HWS Awarded $1M in NSF Grants


Grants from the National Science Foundation will support a collaborative research project that explores the ways cities shape animal evolution by studying eastern gray squirrels and an atmospheric science project that will result in the most expansive and comprehensive lake-effect snow database in existence for the Great Lakes. Together the grants total nearly $1 million.

Urban Evolution: As the lead institution for the urban evolution project, the Colleges received $426,452 of a total $1.5 million grant, with the remainder being split between collaborating researchers from Yale University and the State University of New York's College of Environmental Science and Forestry. HWS Associate Professor of Biology Brad Cosentino will serve as principal researcher for the project, which will also involve HWS student researchers.
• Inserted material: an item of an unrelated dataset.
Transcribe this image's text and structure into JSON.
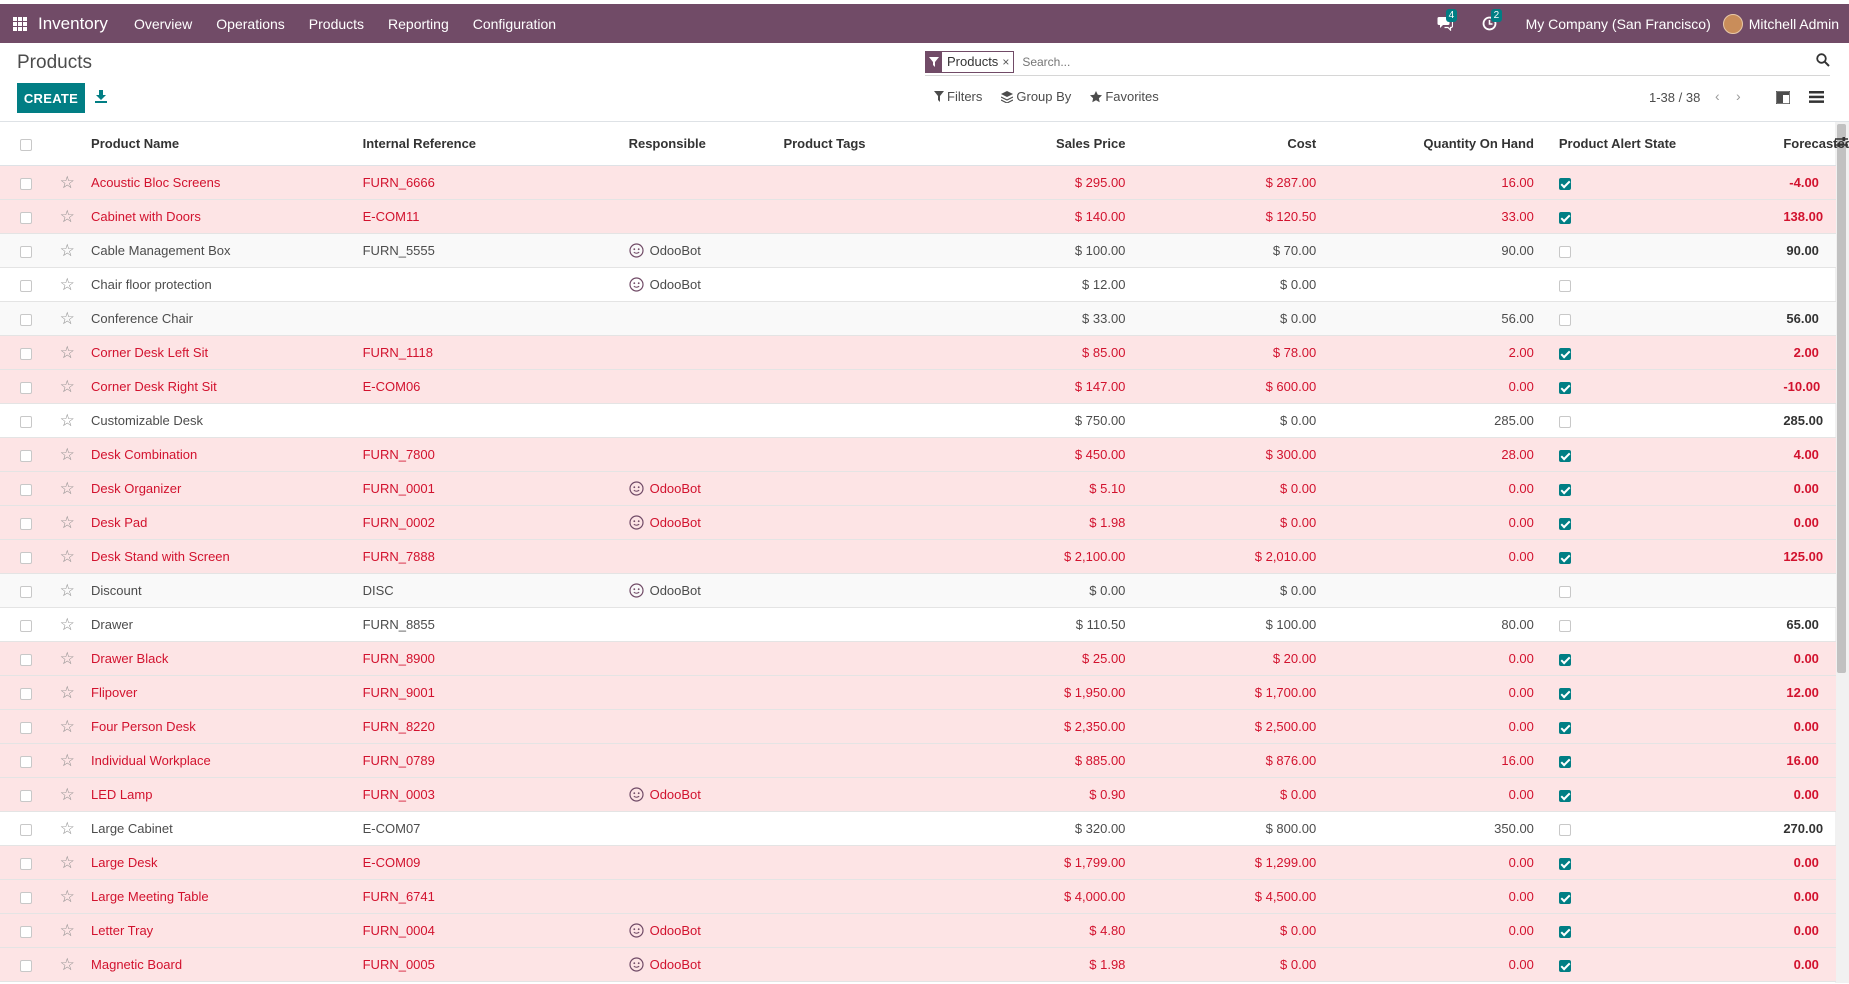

Cosentino will explore how urbanization affects evolution by attempting to discover why melanic gray squirrels declined in rural forests but persist in cities. "We typically think of cities as places where nature and wildlife are absent, but some species do well in urban areas - and there's evidence that life in cities evolves very rapidly in response to dramatic environmental change," explains Cosentino.

Researchers will measure the degree to which melanism changes between cities and the surrounding forests using 10 cities in the U.S. and Canada. They will conduct visual surveys of coat color, perform live-trapping for genomic analyses and conduct some experimental work in Geneva, N.Y. and Syracuse, N.Y. to understand the mechanisms of urban evolution. The project will also engage K-12 students and thousands of citizen scientists in recording observations of squirrel coat colors and measuring evolution in schoolyard and backyard settings.

Metz and Laird 

Lake-Effect Snow: The Colleges will receive $514,733 for a three-year atmospheric science project, that will support Professor of Geoscience Neil Laird (principal investigator), Associate Professor of Geoscience Nicholas Metz (co-principal investigator) and student researchers as they address lingering questions around the weather interactions that regularly impact lake-effect storms.

As Laird and Metz explain in their proposal, "Lake-effect snowstorms have large impacts on people and communities in the Great Lakes region, as well as areas beyond the typical lake-effect snowbelts, and there remain several unanswered scientific questions regarding multi-scale interactions that regularly affect these storms."

Featuring "a wide range of educational and training activities" for students, the project will explore the relationship between lake-effect storms and varying jetstream wind patterns, while "providing valuable insight into complex lake-effect weather systems that are difficult to forecast, as well as the snowfall produced by these storms."